Modular design typically requires multiple models at different stages of project and program development. Image source: AG KUNZ. Click image to enlarge.
Kunz’s firm, which includes mechanical engineers, architects, and software developers, has used Dassault Systèmes’ tools to drive what they call computer-aided production engineering (CAPE). The team works closely with manufacturing integrators to develop processes upstream of individual product designs. “The approach allows us to concurrently design products and their associated manufacturing and installation processes.”

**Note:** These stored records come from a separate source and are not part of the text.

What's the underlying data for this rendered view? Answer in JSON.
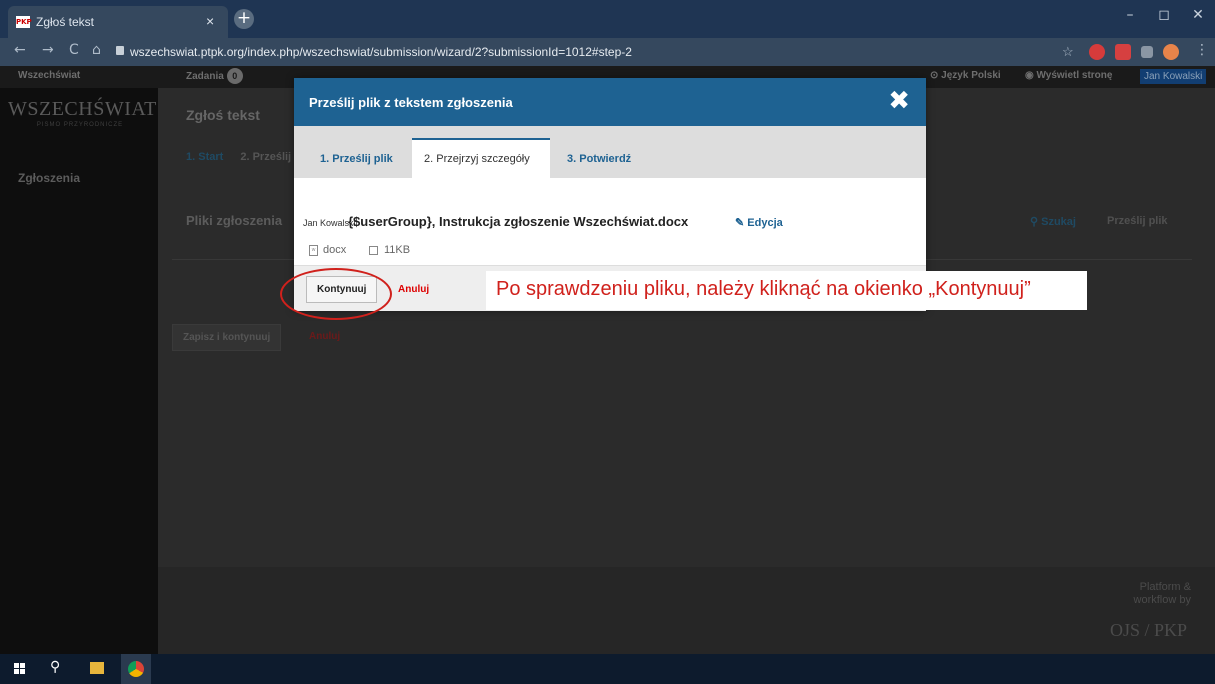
{
  "browser": {
    "tab_title": "Zgłoś tekst",
    "favicon_text": "PKP",
    "tab_close": "×",
    "new_tab": "+",
    "window_controls": [
      "–",
      "◻",
      "✕"
    ],
    "url": "wszechswiat.ptpk.org/index.php/wszechswiat/submission/wizard/2?submissionId=1012#step-2",
    "nav": {
      "back": "←",
      "forward": "→",
      "reload": "C",
      "home": "⌂"
    },
    "star": "☆"
  },
  "app_header": {
    "journal": "Wszechświat",
    "tasks_label": "Zadania",
    "tasks_count": "0",
    "language": "Język Polski",
    "view_site": "Wyświetl stronę",
    "user": "Jan Kowalski"
  },
  "sidebar": {
    "logo": "WSZECHŚWIAT",
    "logo_sub": "PISMO PRZYRODNICZE",
    "item": "Zgłoszenia"
  },
  "main": {
    "title": "Zgłoś tekst",
    "tabs": [
      "1. Start",
      "2. Prześlij"
    ],
    "files_title": "Pliki zgłoszenia",
    "search": "Szukaj",
    "upload": "Prześlij plik",
    "save": "Zapisz i kontynuuj",
    "cancel": "Anuluj"
  },
  "footer": {
    "line1": "Platform &",
    "line2": "workflow by",
    "logo": "OJS / PKP"
  },
  "modal": {
    "title": "Prześlij plik z tekstem zgłoszenia",
    "close": "✖",
    "tabs": [
      "1. Prześlij plik",
      "2. Przejrzyj szczegóły",
      "3. Potwierdź"
    ],
    "active_tab": 1,
    "file": {
      "author": "Jan Kowalski",
      "name": "{$userGroup}, Instrukcja zgłoszenie Wszechświat.docx",
      "edit": "Edycja",
      "type": "docx",
      "size": "11KB"
    },
    "continue": "Kontynuuj",
    "cancel": "Anuluj"
  },
  "annotation": {
    "callout": "Po sprawdzeniu pliku, należy kliknąć na okienko „Kontynuuj”",
    "color": "#d0211c"
  },
  "colors": {
    "accent": "#1e6292",
    "danger": "#dd0000"
  }
}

In addition to using CATIA and SOLIDWORKS, the team uses Dassault Systèmes’ DELMIA to model and simulate system operations. In-house software developers build custom tools to support production management. Whether using commercial or in-house tools, the firm focuses on five levers of production management: product design, process design, capacity, inventory, and variability. “Conventional construction management is focused on schedule and cost as the weapons to control quality,” said Kunz. “We find those inevitably don't work very well, so we're focused on these five levers that are more commonly applied in aerospace and automotive industries.”
Kunz’s firm also works closely with the Project Production Institute (PPI) as part of its industry council and adopts methods from the MIT System Architecture Group to further the cause of modular design and construction. The PPI is an independent organization that seeks to improve the value that engineering and construction provide to the economy and to society. The MIT group is a member of MIT's Engineering Systems Laboratory, focused on studying the early-stage technical decisions that affect system performance.
Time will tell how modular design and construction catch on in the AEC industry. The concept is not new, but the increasing role of digital tools, such as virtual twins, interactive design review, real-time ray tracing, and other visualization improvements, may enable the approach to be used on a wider variety of projects.